Sunday, November 01, 2009

Look Up Latin Words and Make the World a Better Place!

It used to be that Latin students and teachers could only dream of owning a copy of A Latin Dictionary: Founded on Andrews' Edition of Freund's Latin Dictionary: Revised, Enlarged, and in Great Part Rewritten by Charlton T. Lewis, Ph.D. and Charles Short, LL.D. Retailing at $240, this authoritative reference has been out of reach for most poor but proud Classicists, who have had to make do with a school or departmental copy.

Now, Latin students and teachers can consult Lewis and Short whenever they want! And they don't have to carry around a five pound book either!

Latin teacher and entrepreneur Clint Hagen of A Third Way Technologies (a3w) has created a wonderful new version of this Latin dictionary, Glossa, which has both web-based and desktop capabilities! And it's free (thanks to a Creative Commons license), though the author does ask that you consider making a charitable donation to one of his favorite worthy causes, if you find the software useful.

The content of the dictionary is in the public domain, having been published in 1879, but until recently only available as a rather unwieldy tome! Web 2.0 has led to the creation of Glossa, as well as other virtual versions of this venerable reference (notably Lexidium for the iPhone/iPod Touch).

According to A3W's homepage, "Glossa combines a unique interface with a commitment to full exploration of a Latin word's possible meanings. The type-ahead suggest feature allows words to be found easily as you type, and the database gives you full definitions of words, including examples from Latin literature and etymologies. The sidebar shows you where you are in the dictionary, giving you the ten words before the current entry and the ten words after." This is a wonderful feature, building in the look and feel of a traditional dictionary, while adapting it to modern technology!

You can even hyperlink to dictionary entries, which I think will definitely also prove quite useful!
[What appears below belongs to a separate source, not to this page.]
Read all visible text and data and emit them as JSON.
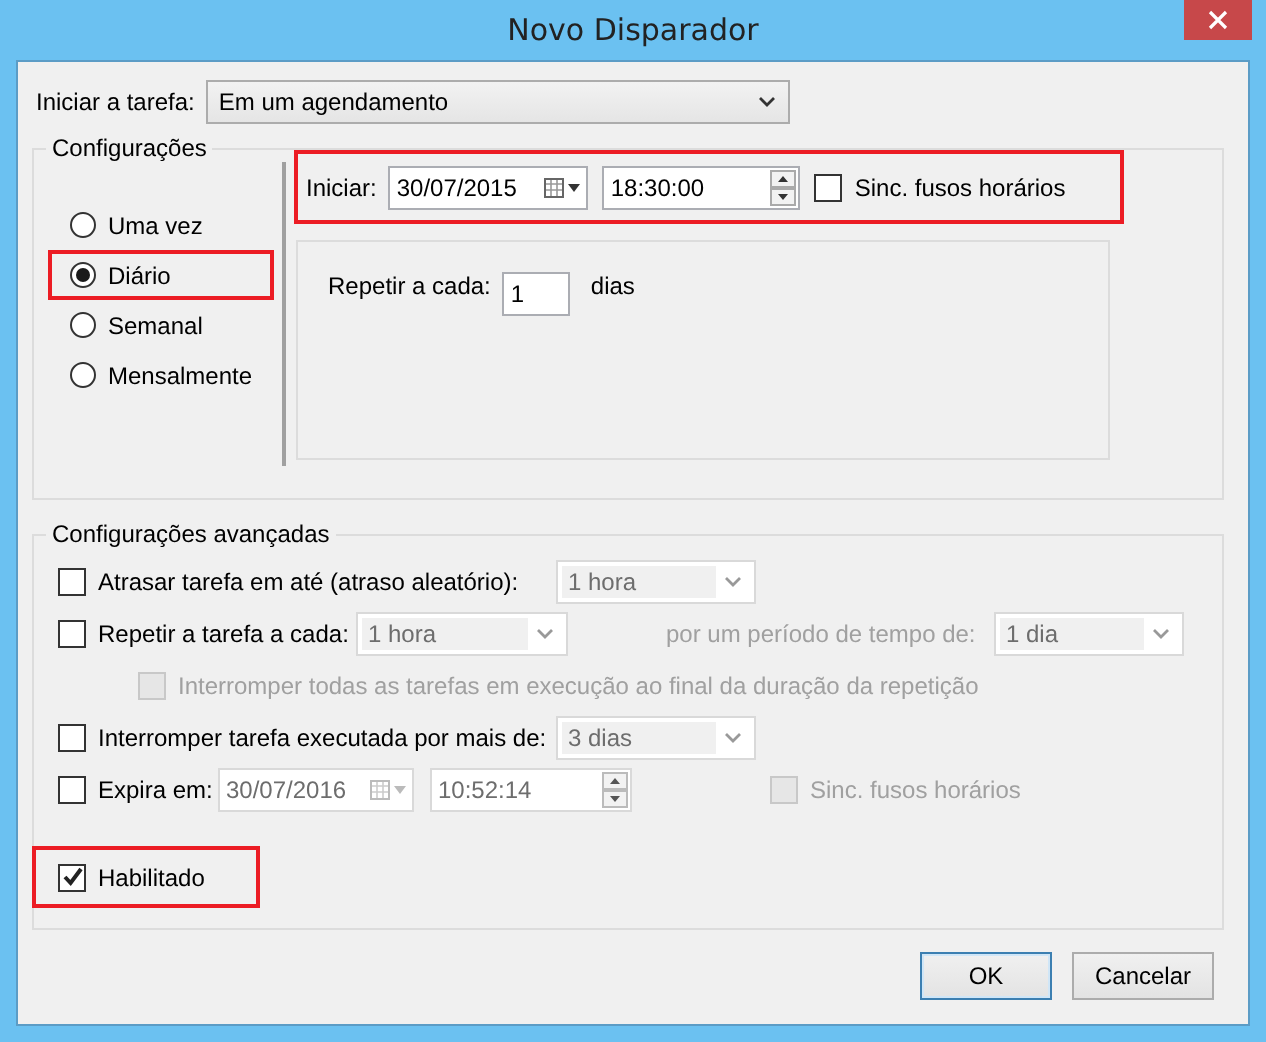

magnĭfĭcē! (the adverbial form of magnĭfĭcus, courtesy of Glossa!) Well done, A3W! (Glossa even supplies macrons and breves!)

Visit A Third Way Technologies and try it out for yourself!